Description of the task: For each line of the data below that contains "What", return that line.
== Segment start ==
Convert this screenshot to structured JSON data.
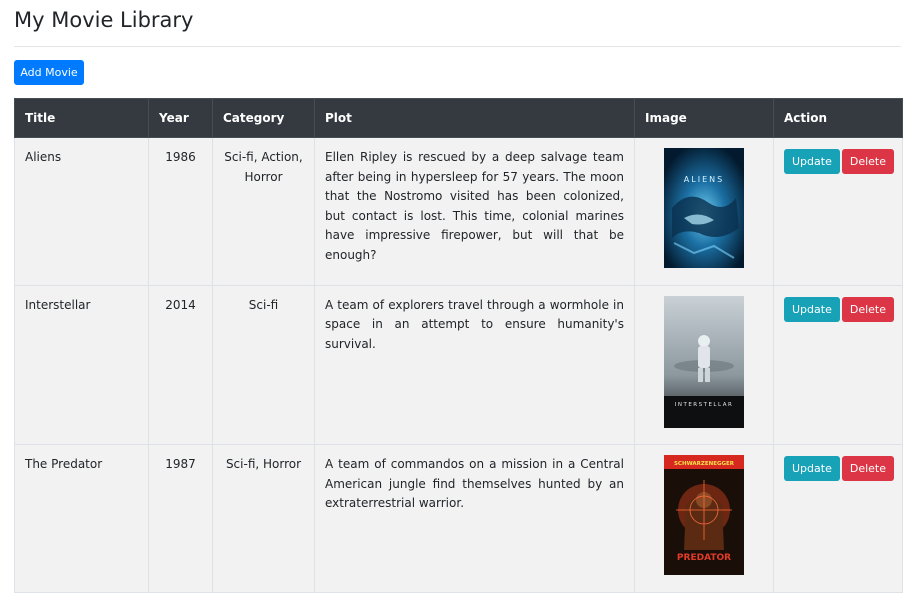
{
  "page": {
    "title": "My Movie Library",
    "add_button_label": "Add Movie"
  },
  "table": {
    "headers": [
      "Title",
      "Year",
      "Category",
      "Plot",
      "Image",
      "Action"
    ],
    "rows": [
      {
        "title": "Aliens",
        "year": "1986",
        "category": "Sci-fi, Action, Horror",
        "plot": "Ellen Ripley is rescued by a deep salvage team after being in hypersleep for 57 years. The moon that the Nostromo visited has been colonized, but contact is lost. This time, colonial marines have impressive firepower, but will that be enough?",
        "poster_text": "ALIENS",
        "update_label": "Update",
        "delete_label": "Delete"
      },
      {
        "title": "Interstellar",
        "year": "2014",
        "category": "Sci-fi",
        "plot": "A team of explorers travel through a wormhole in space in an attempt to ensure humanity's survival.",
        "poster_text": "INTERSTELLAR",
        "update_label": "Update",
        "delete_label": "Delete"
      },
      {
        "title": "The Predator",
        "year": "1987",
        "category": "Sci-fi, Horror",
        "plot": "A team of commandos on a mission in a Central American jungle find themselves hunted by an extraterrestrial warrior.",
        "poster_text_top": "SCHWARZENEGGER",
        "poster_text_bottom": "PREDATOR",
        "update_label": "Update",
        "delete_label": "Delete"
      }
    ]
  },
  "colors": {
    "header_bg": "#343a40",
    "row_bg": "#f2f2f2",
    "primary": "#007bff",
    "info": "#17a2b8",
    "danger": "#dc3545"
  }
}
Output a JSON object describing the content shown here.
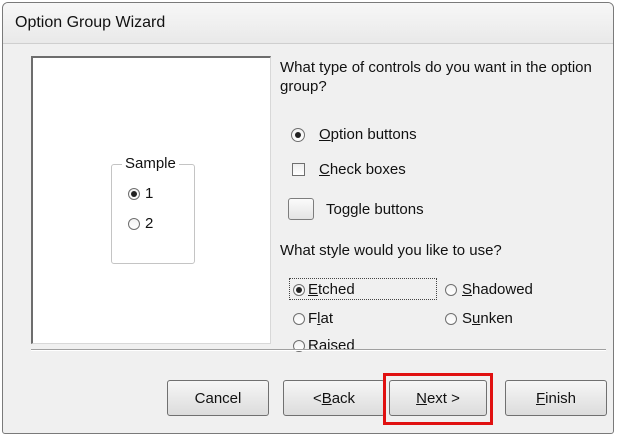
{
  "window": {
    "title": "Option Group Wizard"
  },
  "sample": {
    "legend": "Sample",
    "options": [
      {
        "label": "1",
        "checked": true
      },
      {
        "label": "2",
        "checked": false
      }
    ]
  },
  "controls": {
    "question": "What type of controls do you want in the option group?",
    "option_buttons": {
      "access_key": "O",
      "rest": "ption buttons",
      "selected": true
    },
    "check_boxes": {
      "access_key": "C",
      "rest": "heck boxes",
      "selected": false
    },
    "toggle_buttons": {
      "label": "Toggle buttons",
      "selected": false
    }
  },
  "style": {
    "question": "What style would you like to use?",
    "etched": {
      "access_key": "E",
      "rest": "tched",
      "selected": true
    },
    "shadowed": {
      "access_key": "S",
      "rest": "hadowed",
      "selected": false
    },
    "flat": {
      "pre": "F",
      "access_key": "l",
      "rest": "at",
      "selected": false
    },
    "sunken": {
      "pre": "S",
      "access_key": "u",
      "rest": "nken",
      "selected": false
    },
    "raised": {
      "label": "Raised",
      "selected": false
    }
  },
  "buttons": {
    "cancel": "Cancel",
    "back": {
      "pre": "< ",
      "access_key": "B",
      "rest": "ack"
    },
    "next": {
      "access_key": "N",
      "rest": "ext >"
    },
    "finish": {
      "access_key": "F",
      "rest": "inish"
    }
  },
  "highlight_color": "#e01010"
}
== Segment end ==
Task output:
    "question": "What type of controls do you want in the option group?",
    "question": "What style would you like to use?",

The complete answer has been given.